Miss Piggy once said “Never eat more than you can lift. ”
Regrettably this is not a problem that many people on low incomes face today. In April, the UK’s leading foodbank charity, the Trussell Trust, said they had seen the biggest rise in numbers given emergency food since the charity began in 2000. Almost 350,000 people had received at least three days emergency food from their foodbanks during the last 12 months, nearly 100,000 more than anticipated and close to triple the number helped in 2011-12. The Trust put this down to the rising cost of living, static incomes, changes to benefits, underemployment and unemployment. Delay in payments of benefits was the single most significant factor. Then last week the Trust announced that since April the number of people receiving emergency food was triple the same period last year.
The increasing use of foodbanks has sparked political controversy. Lord Freud, Parliamentary Under-Secretary of State at the Department for Work and Pensions, said in July that there was no evidence that the increase in use of foodbanks was supply led or demand led. By supply-led he meant that demand at foodbanks could simply be high because the food was free and becoming more available. He did make clear that, although the Government considered there to be no evidence of a link between more use of foodbanks and changes in the benefit system, foodbanks were to be admired and that local food provision that reflected the needs of local areas was absolutely right.
Then in September, Michael Gove, the Secretary of State for Education, said in relation to foodbanks that there were families who faced considerable pressures and that these pressures were often the result of decisions that they had taken which meant they were not best able to manage their finances. So the Government needed to ensure that support was not just financial, and that the right decisions were made. The suggestion that families themselves were responsible sparked further uproar with a Labour MP describing the comments as ‘insulting and out of touch’.
So who is right? Citizens Advice Waverley has collected some information on what has led some of their clients to need food on an emergency basis since the beginning of this year. In about half of around 70 cases examined, a delay in payment of benefits has been a factor leading the client to not have enough money to buy food. A refusal to pay, a reduction in benefits, or benefit sanctions were also factors in just under a third of cases. Employment Support Allowance or Job Seekers Allowance were the benefits in question in most benefit related cases. However, a significant number of our clients – about a fifth – have needed food for other reasons, and may be short of money because they are in debt or because they have spent their money on other things.

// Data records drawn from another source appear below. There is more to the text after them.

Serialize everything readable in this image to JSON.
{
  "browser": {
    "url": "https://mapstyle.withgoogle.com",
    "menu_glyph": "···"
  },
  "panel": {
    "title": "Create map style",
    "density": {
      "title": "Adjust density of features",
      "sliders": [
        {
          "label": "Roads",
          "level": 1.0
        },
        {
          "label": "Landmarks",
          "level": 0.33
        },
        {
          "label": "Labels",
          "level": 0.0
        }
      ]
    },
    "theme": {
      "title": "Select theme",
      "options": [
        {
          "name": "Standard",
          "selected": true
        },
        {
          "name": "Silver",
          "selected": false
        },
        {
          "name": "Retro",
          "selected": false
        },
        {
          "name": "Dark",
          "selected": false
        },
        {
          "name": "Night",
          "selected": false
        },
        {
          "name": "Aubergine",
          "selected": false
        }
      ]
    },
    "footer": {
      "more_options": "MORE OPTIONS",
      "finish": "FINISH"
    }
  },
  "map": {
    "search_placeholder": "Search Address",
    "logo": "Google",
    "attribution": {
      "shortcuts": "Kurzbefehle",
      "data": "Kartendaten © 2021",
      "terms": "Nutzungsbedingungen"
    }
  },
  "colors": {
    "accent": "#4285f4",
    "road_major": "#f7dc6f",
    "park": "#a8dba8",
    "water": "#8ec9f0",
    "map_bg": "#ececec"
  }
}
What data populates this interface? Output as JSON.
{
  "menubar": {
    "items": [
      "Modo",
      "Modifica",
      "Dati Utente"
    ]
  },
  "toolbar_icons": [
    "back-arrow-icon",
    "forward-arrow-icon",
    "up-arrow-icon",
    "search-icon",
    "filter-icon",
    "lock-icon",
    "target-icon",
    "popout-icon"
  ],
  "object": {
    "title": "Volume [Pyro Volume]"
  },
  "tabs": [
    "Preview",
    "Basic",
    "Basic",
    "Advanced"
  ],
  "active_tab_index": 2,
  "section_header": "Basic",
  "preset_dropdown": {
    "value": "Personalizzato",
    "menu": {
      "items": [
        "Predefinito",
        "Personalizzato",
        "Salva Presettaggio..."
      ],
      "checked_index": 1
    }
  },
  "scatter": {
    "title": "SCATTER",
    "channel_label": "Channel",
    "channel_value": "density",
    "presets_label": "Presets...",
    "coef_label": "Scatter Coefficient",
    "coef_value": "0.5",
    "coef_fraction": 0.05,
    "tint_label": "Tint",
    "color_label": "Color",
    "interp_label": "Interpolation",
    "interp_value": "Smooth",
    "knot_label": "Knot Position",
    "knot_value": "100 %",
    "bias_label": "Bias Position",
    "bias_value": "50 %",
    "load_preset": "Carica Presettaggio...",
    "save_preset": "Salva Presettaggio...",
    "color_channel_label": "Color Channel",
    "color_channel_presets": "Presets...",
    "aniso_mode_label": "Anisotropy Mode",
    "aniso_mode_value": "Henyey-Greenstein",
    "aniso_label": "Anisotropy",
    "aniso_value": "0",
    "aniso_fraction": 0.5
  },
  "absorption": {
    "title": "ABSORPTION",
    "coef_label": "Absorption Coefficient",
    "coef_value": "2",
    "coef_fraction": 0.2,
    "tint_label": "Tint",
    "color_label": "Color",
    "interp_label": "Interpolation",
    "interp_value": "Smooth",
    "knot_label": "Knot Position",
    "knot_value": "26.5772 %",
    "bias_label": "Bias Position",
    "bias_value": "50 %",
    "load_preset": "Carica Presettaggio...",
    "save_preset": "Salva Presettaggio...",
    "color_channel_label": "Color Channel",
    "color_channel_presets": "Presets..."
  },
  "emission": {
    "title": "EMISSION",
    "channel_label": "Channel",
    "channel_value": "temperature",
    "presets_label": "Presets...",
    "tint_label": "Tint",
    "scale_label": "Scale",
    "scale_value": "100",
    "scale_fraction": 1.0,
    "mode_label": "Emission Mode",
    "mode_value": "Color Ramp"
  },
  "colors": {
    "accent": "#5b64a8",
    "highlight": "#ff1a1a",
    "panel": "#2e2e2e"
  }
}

This is a small sample but it does suggest there is a relationship between the welfare system and people’s need for emergency access for food, and that benefit delays are an important factor. It is also true that some families will need help with managing their finances where their income is less than their expenditure or where they have incurred significant debts. So support should not just be financial.
If you need emergency food, you can search the Trussell Trust website to see if there is a food bank in your area at www.trusselltrust.org. You will usually have to have a food voucher to take with you to their food bank in order to get food. People like GPs and social workers, and charities such as your local Citizens Advice Bureau, may be able to issue you with a food voucher. The Trust foodbank can then give you up to three days’ emergency food. There are also other foodbanks in the Waverley area. Ask your Council or your Citizens Advice Bureau.